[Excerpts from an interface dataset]
════════

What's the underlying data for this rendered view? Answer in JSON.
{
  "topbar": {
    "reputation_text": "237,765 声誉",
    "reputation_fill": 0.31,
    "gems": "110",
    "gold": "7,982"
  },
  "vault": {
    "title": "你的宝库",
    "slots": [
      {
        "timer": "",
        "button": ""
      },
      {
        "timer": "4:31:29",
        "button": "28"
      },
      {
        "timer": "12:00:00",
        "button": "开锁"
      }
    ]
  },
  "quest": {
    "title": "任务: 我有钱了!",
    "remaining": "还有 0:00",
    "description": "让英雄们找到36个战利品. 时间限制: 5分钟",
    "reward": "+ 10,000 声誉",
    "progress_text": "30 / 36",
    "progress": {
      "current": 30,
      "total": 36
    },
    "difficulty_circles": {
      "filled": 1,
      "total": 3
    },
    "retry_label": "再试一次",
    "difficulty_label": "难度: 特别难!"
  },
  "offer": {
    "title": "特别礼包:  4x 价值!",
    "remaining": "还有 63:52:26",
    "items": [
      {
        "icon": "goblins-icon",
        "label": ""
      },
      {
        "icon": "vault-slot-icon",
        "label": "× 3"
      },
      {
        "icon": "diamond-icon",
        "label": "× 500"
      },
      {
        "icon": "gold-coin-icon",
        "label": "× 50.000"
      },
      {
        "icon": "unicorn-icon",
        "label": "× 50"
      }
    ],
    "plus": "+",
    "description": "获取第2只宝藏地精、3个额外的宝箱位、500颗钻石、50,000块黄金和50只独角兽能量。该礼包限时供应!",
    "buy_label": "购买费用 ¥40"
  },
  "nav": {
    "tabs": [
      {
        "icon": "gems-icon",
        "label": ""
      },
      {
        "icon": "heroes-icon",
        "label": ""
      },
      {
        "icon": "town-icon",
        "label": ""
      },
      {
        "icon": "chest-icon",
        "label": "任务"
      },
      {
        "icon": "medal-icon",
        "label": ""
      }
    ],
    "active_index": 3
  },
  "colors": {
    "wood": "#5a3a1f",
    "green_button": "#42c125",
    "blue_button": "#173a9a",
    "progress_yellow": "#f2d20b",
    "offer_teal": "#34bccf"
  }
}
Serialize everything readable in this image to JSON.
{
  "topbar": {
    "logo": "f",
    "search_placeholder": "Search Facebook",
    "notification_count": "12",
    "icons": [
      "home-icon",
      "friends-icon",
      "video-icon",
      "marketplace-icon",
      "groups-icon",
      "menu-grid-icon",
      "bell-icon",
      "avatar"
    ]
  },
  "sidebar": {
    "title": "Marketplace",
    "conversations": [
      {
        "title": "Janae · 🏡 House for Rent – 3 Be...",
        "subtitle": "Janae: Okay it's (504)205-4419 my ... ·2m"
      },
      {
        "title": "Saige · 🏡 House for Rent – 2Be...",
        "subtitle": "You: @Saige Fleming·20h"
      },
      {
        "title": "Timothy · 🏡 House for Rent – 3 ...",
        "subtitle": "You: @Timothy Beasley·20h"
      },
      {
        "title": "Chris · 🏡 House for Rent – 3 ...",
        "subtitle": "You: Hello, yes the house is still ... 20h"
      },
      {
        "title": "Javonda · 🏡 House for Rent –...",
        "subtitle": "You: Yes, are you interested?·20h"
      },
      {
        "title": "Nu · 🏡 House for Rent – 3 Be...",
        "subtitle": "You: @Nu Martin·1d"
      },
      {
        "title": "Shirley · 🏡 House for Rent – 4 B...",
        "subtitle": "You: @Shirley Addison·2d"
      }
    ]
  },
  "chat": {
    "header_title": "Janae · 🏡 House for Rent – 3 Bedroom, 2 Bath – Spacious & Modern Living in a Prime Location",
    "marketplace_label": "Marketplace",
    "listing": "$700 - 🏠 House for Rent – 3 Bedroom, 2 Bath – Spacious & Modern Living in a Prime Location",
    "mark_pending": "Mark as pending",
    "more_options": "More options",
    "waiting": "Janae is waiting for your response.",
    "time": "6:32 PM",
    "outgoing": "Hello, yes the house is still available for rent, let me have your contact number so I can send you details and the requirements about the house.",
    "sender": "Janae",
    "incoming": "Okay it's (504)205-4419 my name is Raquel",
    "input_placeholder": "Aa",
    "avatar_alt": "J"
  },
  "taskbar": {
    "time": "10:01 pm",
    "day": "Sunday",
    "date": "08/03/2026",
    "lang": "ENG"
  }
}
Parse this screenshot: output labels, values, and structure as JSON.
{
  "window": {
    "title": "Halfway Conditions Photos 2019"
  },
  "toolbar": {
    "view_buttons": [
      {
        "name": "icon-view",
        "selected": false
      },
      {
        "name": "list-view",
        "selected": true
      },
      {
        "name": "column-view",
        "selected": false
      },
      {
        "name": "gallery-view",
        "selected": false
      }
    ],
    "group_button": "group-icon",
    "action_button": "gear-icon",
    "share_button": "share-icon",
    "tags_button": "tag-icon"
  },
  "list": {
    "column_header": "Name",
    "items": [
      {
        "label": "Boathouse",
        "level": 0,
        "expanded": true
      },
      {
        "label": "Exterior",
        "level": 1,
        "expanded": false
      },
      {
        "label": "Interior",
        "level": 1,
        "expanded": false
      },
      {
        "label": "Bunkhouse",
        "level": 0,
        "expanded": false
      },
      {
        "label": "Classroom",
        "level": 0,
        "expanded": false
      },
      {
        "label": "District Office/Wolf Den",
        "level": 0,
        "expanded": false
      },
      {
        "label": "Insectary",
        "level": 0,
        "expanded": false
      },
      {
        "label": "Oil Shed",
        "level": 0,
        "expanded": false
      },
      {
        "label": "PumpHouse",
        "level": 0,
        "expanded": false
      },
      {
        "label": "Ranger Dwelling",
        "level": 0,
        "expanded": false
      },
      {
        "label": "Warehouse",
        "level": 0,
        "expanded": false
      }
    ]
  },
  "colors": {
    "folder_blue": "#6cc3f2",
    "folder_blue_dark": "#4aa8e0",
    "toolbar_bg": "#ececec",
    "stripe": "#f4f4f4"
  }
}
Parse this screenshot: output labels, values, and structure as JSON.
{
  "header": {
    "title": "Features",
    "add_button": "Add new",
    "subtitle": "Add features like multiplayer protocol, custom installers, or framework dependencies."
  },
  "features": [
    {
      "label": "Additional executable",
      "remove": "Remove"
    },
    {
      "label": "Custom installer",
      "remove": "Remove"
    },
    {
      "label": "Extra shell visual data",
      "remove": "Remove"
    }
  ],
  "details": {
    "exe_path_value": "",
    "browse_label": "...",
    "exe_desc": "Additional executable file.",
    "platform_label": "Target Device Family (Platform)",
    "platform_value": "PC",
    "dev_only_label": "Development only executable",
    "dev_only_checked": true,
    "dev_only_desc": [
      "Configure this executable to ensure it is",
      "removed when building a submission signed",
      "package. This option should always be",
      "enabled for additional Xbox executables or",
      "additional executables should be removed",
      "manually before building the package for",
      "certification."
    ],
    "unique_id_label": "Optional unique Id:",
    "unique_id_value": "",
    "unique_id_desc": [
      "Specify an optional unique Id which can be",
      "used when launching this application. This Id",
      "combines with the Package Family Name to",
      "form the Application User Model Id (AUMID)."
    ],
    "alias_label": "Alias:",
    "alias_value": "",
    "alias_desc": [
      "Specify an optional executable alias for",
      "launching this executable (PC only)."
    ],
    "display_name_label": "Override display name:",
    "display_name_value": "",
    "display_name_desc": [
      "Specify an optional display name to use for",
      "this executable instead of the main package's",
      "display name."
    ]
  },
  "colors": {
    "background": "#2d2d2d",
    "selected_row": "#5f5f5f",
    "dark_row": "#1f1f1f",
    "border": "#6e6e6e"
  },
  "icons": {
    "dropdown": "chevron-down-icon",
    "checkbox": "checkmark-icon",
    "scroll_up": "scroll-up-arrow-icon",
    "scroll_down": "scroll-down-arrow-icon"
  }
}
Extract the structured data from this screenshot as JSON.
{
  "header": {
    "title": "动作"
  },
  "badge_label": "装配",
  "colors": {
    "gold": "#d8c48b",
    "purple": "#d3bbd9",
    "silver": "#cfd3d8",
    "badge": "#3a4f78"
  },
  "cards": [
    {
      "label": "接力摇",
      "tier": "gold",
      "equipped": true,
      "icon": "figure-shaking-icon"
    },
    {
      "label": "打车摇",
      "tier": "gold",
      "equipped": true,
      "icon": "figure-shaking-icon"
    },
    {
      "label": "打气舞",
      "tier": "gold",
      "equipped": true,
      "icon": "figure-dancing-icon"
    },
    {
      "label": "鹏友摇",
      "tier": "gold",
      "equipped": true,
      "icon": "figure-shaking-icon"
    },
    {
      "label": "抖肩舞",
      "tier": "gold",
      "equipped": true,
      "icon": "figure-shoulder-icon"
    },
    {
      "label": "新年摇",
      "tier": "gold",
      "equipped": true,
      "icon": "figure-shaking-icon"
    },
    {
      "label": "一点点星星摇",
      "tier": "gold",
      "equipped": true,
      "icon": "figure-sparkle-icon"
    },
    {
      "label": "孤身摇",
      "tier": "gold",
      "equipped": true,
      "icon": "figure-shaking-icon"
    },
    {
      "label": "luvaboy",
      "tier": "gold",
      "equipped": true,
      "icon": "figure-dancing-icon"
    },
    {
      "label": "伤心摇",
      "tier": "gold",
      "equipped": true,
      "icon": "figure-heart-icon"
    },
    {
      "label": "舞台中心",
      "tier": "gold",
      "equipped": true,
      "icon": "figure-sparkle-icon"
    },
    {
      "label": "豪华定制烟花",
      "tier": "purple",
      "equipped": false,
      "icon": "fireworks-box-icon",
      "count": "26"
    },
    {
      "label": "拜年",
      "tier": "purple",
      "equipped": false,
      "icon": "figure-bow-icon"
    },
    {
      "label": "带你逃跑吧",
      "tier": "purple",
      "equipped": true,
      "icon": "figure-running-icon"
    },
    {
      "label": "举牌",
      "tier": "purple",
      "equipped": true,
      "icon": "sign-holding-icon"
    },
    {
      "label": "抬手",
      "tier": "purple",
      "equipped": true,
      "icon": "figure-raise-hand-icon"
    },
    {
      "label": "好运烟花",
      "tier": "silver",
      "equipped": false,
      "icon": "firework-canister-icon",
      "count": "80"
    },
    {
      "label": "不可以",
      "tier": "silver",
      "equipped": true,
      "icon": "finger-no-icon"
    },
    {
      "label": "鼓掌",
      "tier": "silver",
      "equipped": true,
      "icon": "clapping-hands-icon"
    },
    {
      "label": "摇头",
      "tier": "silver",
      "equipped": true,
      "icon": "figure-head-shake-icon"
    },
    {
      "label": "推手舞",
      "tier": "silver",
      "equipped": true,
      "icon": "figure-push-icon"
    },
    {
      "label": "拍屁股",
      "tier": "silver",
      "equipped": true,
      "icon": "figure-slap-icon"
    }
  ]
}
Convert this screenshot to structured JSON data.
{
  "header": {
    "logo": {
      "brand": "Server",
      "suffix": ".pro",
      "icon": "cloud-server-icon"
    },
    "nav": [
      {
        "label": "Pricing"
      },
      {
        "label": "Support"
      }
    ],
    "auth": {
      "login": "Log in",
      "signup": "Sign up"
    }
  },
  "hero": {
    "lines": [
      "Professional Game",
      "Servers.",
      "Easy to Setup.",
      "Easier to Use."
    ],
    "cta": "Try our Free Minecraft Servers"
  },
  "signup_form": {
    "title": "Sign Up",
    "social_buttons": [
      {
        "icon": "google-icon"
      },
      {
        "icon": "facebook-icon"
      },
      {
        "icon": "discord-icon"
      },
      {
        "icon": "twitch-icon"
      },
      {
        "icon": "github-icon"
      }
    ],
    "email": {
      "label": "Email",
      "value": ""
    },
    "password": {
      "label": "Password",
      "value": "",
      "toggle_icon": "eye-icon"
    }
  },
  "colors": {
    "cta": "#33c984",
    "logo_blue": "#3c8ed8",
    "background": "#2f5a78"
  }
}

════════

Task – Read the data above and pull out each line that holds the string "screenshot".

Answer for the task –
Parse this screenshot: output labels, values, and structure as JSON.
Parse this screenshot: output labels, values, and structure as JSON.
Extract the structured data from this screenshot as JSON.
Convert this screenshot to structured JSON data.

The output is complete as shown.